"After four days coding and very little sleep I made ‘Kill Those Flies’ - a game in which the audience chase an ‘audio fly’ around the space and try to kill it by clapping their hands." said Tam by email after the hacklab. "It was quite a 'buzz' to see people run about and squash those flies during the performance! Now that I’ve got 'the bug' I think I will have to continue the development of this game!"

Treanor realized a Max patch that would localize the approximate position of people by analyzing the pick-up signal of multiple microphones installed throughout the space. The system would know if the clap was approximately close enough to the moving fly to smash it. If the fly died it gave out a recognizable sound of final despair. A simple idea that was not easy to realize, but led to some hilarious and fun action among the audience during the presentation of the Lab. Treanor’s approach to be able to follow the audience through microphone input is an alternative way of real-time position tracking that could be used for many interesting interactions in a spatial sound environment.

 

Team Tricky Feedback

Perhaps the most impressive ‘hack’ of the 4DSOUND system was realized by Team Tricky Feedback with Timothy Schmele, artist, musicologist, computer scientist associated with the University of music in Karlsruhe, Lichtpiraten, an audio visual collective from Berlin and Andres Perez Lopez from Spain, a c++ programmer, musician and die-hard linux user.

Tricky Feedback started with installing multiple microphones very close to a speaker of the 4DSOUND system. The amount of feedback this would create was regulated by moving virtual sound sources closer or further away from the position of the speaker. Instead of performing a sound input spatially, an inaudible virtual sound moving through space was now used to modulate the amount of feedback the system would produce. 

These movements modulating the feedback were live generated by Andres Lopez wearing two MYO sensors on both his arms that responded to muscle tension and the activity and position of his arms moving in space. 

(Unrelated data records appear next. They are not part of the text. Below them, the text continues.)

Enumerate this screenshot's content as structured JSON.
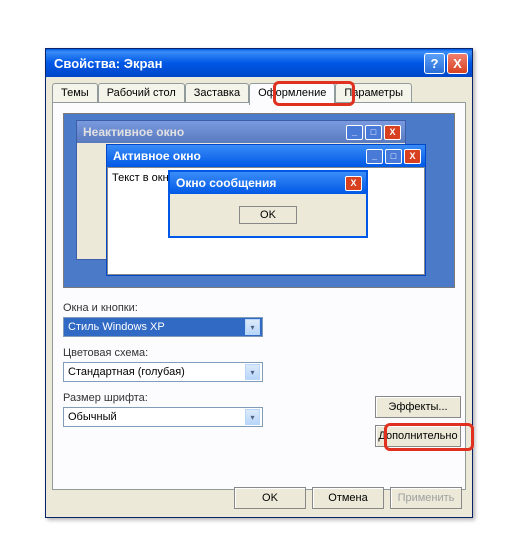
{
  "titlebar": {
    "title": "Свойства: Экран",
    "help": "?",
    "close": "X"
  },
  "tabs": {
    "themes": "Темы",
    "desktop": "Рабочий стол",
    "screensaver": "Заставка",
    "appearance": "Оформление",
    "settings": "Параметры"
  },
  "preview": {
    "inactive_title": "Неактивное окно",
    "active_title": "Активное окно",
    "window_text": "Текст в окне",
    "msgbox_title": "Окно сообщения",
    "msgbox_ok": "OK"
  },
  "fields": {
    "windows_buttons_label": "Окна и кнопки:",
    "windows_buttons_value": "Стиль Windows XP",
    "color_scheme_label": "Цветовая схема:",
    "color_scheme_value": "Стандартная (голубая)",
    "font_size_label": "Размер шрифта:",
    "font_size_value": "Обычный"
  },
  "buttons": {
    "effects": "Эффекты...",
    "advanced": "Дополнительно",
    "ok": "OK",
    "cancel": "Отмена",
    "apply": "Применить"
  },
  "glyphs": {
    "dropdown": "▾",
    "min": "_",
    "max": "□",
    "close": "X"
  }
}
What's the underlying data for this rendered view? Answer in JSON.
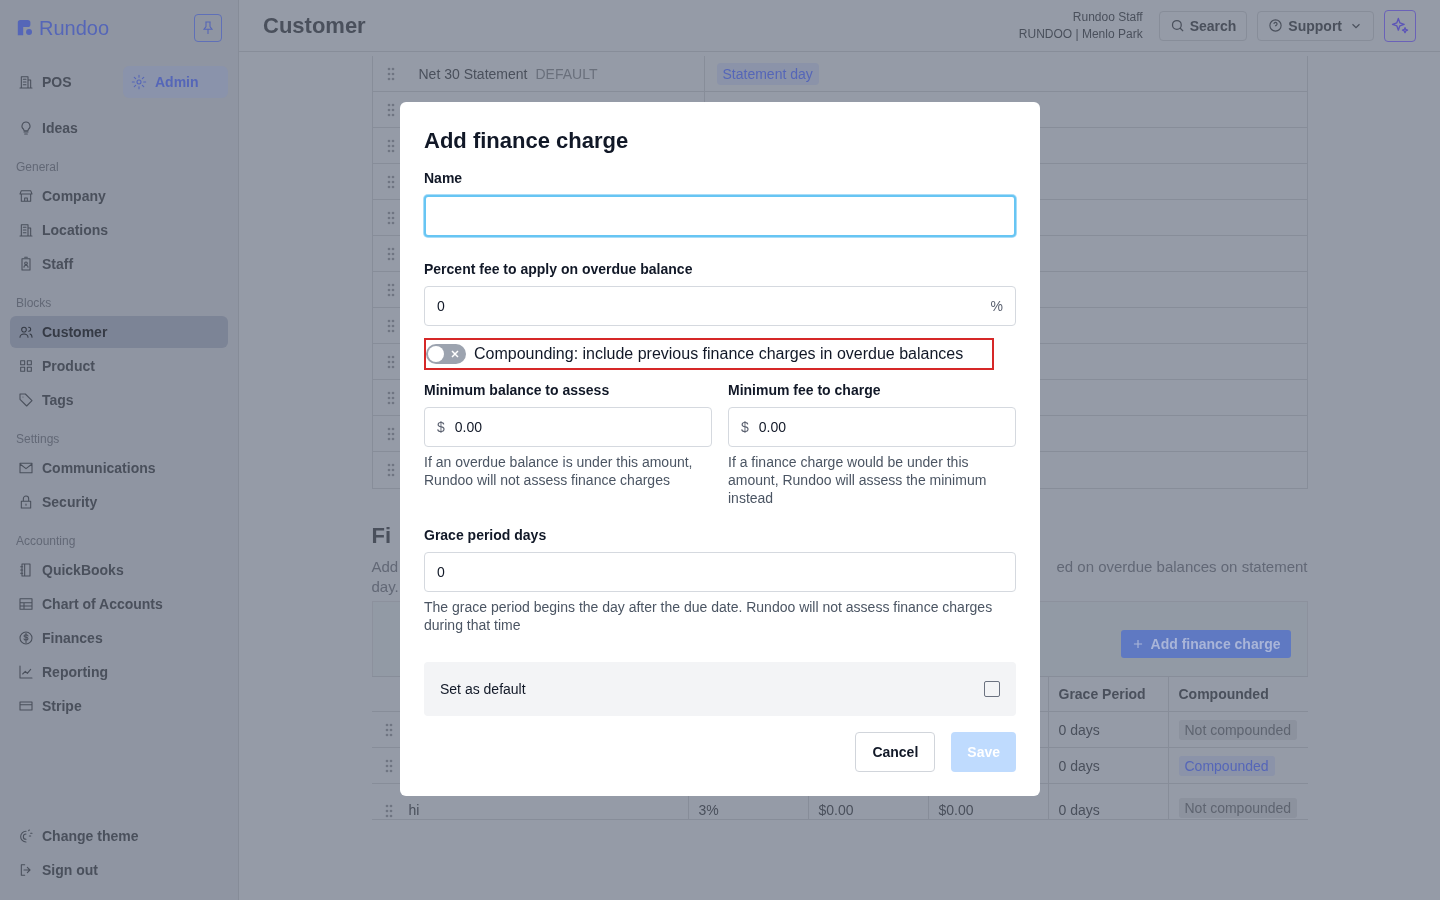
{
  "sidebar": {
    "brand": "Rundoo",
    "modes": [
      {
        "label": "POS",
        "selected": false
      },
      {
        "label": "Admin",
        "selected": true
      }
    ],
    "top_items": [
      {
        "label": "Ideas",
        "selected": false
      }
    ],
    "sections": [
      {
        "heading": "General",
        "items": [
          {
            "label": "Company",
            "selected": false
          },
          {
            "label": "Locations",
            "selected": false
          },
          {
            "label": "Staff",
            "selected": false
          }
        ]
      },
      {
        "heading": "Blocks",
        "items": [
          {
            "label": "Customer",
            "selected": true
          },
          {
            "label": "Product",
            "selected": false
          },
          {
            "label": "Tags",
            "selected": false
          }
        ]
      },
      {
        "heading": "Settings",
        "items": [
          {
            "label": "Communications",
            "selected": false
          },
          {
            "label": "Security",
            "selected": false
          }
        ]
      },
      {
        "heading": "Accounting",
        "items": [
          {
            "label": "QuickBooks",
            "selected": false
          },
          {
            "label": "Chart of Accounts",
            "selected": false
          },
          {
            "label": "Finances",
            "selected": false
          },
          {
            "label": "Reporting",
            "selected": false
          },
          {
            "label": "Stripe",
            "selected": false
          }
        ]
      }
    ],
    "footer_items": [
      "Change theme",
      "Sign out"
    ]
  },
  "header": {
    "title": "Customer",
    "user_name": "Rundoo Staff",
    "user_location": "RUNDOO | Menlo Park",
    "search_button": "Search",
    "support_button": "Support"
  },
  "terms_table": {
    "rows": [
      {
        "name": "Net 30 Statement",
        "badge": "DEFAULT",
        "column_2": "Statement day"
      },
      {},
      {},
      {},
      {},
      {},
      {},
      {},
      {},
      {},
      {},
      {}
    ]
  },
  "finance_section": {
    "heading": "Fi",
    "description_left": [
      "Add",
      "day."
    ],
    "description_right": "ed on overdue balances on statement",
    "add_button": "Add finance charge",
    "columns": [
      {
        "label": "Grace Period"
      },
      {
        "label": "Compounded"
      }
    ],
    "rows": [
      {
        "grace_period": "0 days",
        "compounded": {
          "label": "Not compounded",
          "on": false
        }
      },
      {
        "grace_period": "0 days",
        "compounded": {
          "label": "Compounded",
          "on": true
        }
      },
      {
        "column_1": "hi",
        "column_2": "3%",
        "column_3": "$0.00",
        "column_4": "$0.00",
        "grace_period": "0 days",
        "compounded": {
          "label": "Not compounded",
          "on": false
        }
      }
    ]
  },
  "modal": {
    "title": "Add finance charge",
    "name_field": {
      "label": "Name",
      "focused": true
    },
    "percent_field": {
      "label": "Percent fee to apply on overdue balance",
      "value": "0",
      "suffix": "%"
    },
    "compounding_toggle": {
      "label": "Compounding: include previous finance charges in overdue balances",
      "on": false,
      "highlighted": true
    },
    "minimum_balance": {
      "label": "Minimum balance to assess",
      "prefix": "$",
      "value": "0.00",
      "help": "If an overdue balance is under this amount, Rundoo will not assess finance charges"
    },
    "minimum_fee": {
      "label": "Minimum fee to charge",
      "prefix": "$",
      "value": "0.00",
      "help": "If a finance charge would be under this amount, Rundoo will assess the minimum instead"
    },
    "grace_period": {
      "label": "Grace period days",
      "value": "0",
      "help": "The grace period begins the day after the due date. Rundoo will not assess finance charges during that time"
    },
    "set_default": {
      "label": "Set as default",
      "checked": false
    },
    "cancel_button": "Cancel",
    "save_button": {
      "label": "Save",
      "disabled": true
    }
  }
}
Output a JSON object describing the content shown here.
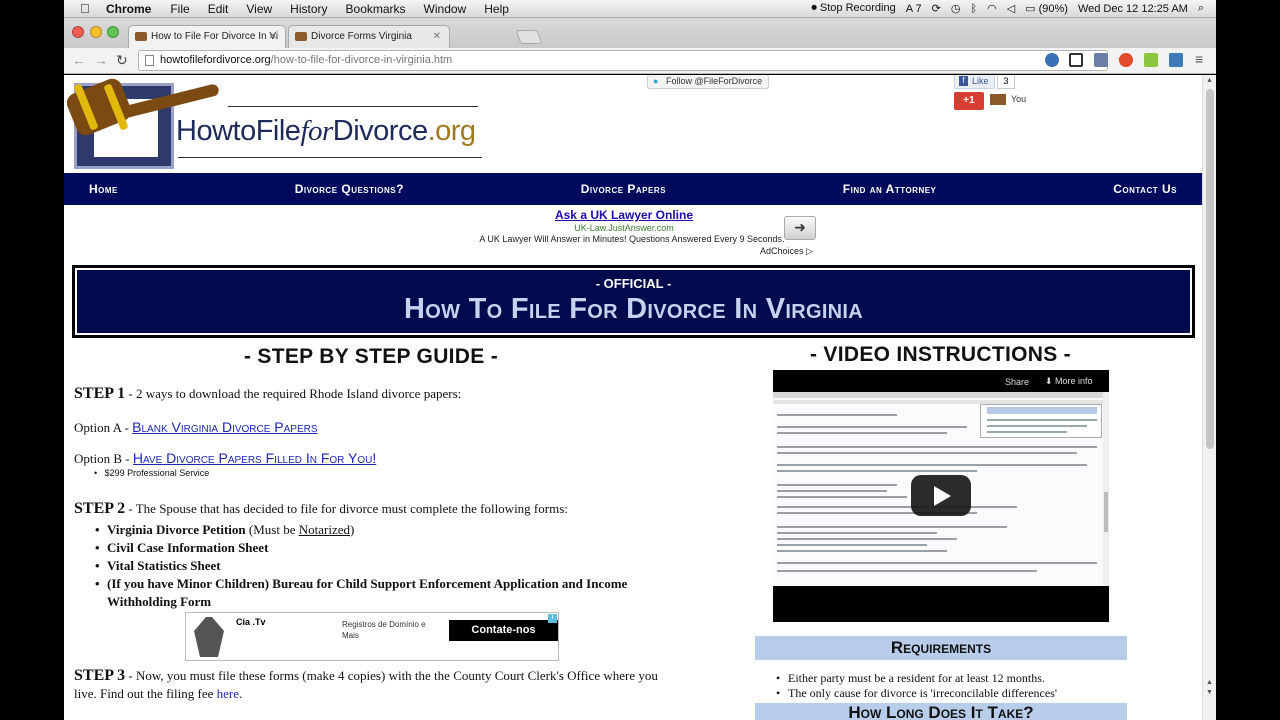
{
  "menubar": {
    "apple": "",
    "app": "Chrome",
    "items": [
      "File",
      "Edit",
      "View",
      "History",
      "Bookmarks",
      "Window",
      "Help"
    ],
    "status": {
      "recording": "Stop Recording",
      "badge": "7",
      "battery": "(90%)",
      "datetime": "Wed Dec 12  12:25 AM"
    }
  },
  "browser": {
    "tabs": [
      {
        "title": "How to File For Divorce In Vi",
        "active": true
      },
      {
        "title": "Divorce Forms Virginia",
        "active": false
      }
    ],
    "url_domain": "howtofilefordivorce.org",
    "url_path": "/how-to-file-for-divorce-in-virginia.htm"
  },
  "colors": {
    "navy": "#000a5c",
    "banner_title": "#c4d3ee",
    "link": "#1a27b0",
    "requirements_bg": "#b7cdea"
  },
  "site": {
    "logo": {
      "brand_a": "Howto",
      "brand_b": "File",
      "brand_c": "for",
      "brand_d": "Divorce",
      "brand_e": ".org"
    },
    "twitter": "Follow @FileForDivorce",
    "fb_like": "Like",
    "fb_count": "3",
    "gplus": "+1",
    "gplus_you": "You",
    "nav": [
      "Home",
      "Divorce Questions?",
      "Divorce Papers",
      "Find an Attorney",
      "Contact Us"
    ]
  },
  "ad1": {
    "title": "Ask a UK Lawyer Online",
    "url": "UK-Law.JustAnswer.com",
    "desc": "A UK Lawyer Will Answer in Minutes! Questions Answered Every 9 Seconds.",
    "choices": "AdChoices ▷"
  },
  "banner": {
    "official": "- OFFICIAL -",
    "title": "How To File For Divorce In Virginia"
  },
  "guide": {
    "heading": "- STEP BY STEP GUIDE -",
    "step1_label": "STEP 1",
    "step1_text": " - 2 ways to download the required Rhode Island divorce papers:",
    "optionA_label": "Option A - ",
    "optionA_link": "Blank Virginia Divorce Papers",
    "optionB_label": "Option B - ",
    "optionB_link": "Have Divorce Papers Filled In For You!",
    "optionB_price": "$299 Professional Service",
    "step2_label": "STEP 2",
    "step2_text": " - The Spouse that has decided to file for divorce must complete the following forms:",
    "forms": {
      "f1": "Virginia Divorce Petition",
      "f1_note_a": " (Must be ",
      "f1_note_b": "Notarized",
      "f1_note_c": ")",
      "f2": "Civil Case Information Sheet",
      "f3": "Vital Statistics Sheet",
      "f4": "(If you have Minor Children) Bureau for Child Support Enforcement Application and Income Withholding Form"
    },
    "step3_label": "STEP 3",
    "step3_text": " - Now, you must file these forms (make 4 copies) with the the County Court Clerk's Office where you live. Find out the filing fee ",
    "step3_link": "here",
    "step3_end": "."
  },
  "ad2": {
    "brand": "Cia .Tv",
    "desc": "Registros de Domínio e Mais",
    "button": "Contate-nos"
  },
  "video": {
    "heading": "- VIDEO INSTRUCTIONS -",
    "share": "Share",
    "more": "More info"
  },
  "requirements": {
    "heading": "Requirements",
    "items": [
      "Either party must be a resident for at least 12 months.",
      "The only cause for divorce is 'irreconcilable differences'"
    ],
    "next_heading": "How Long Does It Take?"
  }
}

Andres Perez Lopez’s supercollider patch processing raw data from the MYO sensor

Andres Perez Lopez’s supercollider patch processing raw data from the MYO sensor

Through his system in Supercollider, he fed the control data to the system of Timothy Schmele, who built his own 4DSOUND control patch in Max using OSC connectivity and to the visual system of the Lichtpiraten, real-time transforming different spectral visuals that would be projected onto the space.

Timothy Schmele’s 4DSOUND control patches programmed in Max

Timothy Schmele’s 4DSOUND control patches programmed in Max

Timothy Schmele’s 4DSOUND control patches programmed in Max

Timothy Schmele’s 4DSOUND control patches programmed in Max

Technically advanced and disruptive in its conception, the result of the work surpassed the level of a mere technical achievement but also turned into an emotionally charging, visceral experience. The feedback building up in the system grew and grew, and stabilized itself into a dense cloud of sound. One could literally hear the energy in the space being moved with every twist from Andres's arms and body. 

In a compositional context it is very inspiring to explore ways beyond the stereo sound that we're used to. My personal impression on what I've heard is definitely that less is more on 4D, the acoustic space that can be used creatively is an additional element on top of everything else, that should be used wisely.
Christian Markwart (Lichtpiraten)

It was a real pleasure to host so many inspiring people and their ideas inside the system, and we are already thinking ahead on the next edition of the Spatial Sound Hacklab.

 

 

Lead image: ONUK

 

See also the feature on the first of our Hacklabs in collaboration with CDM and FIBER at ADE 2014: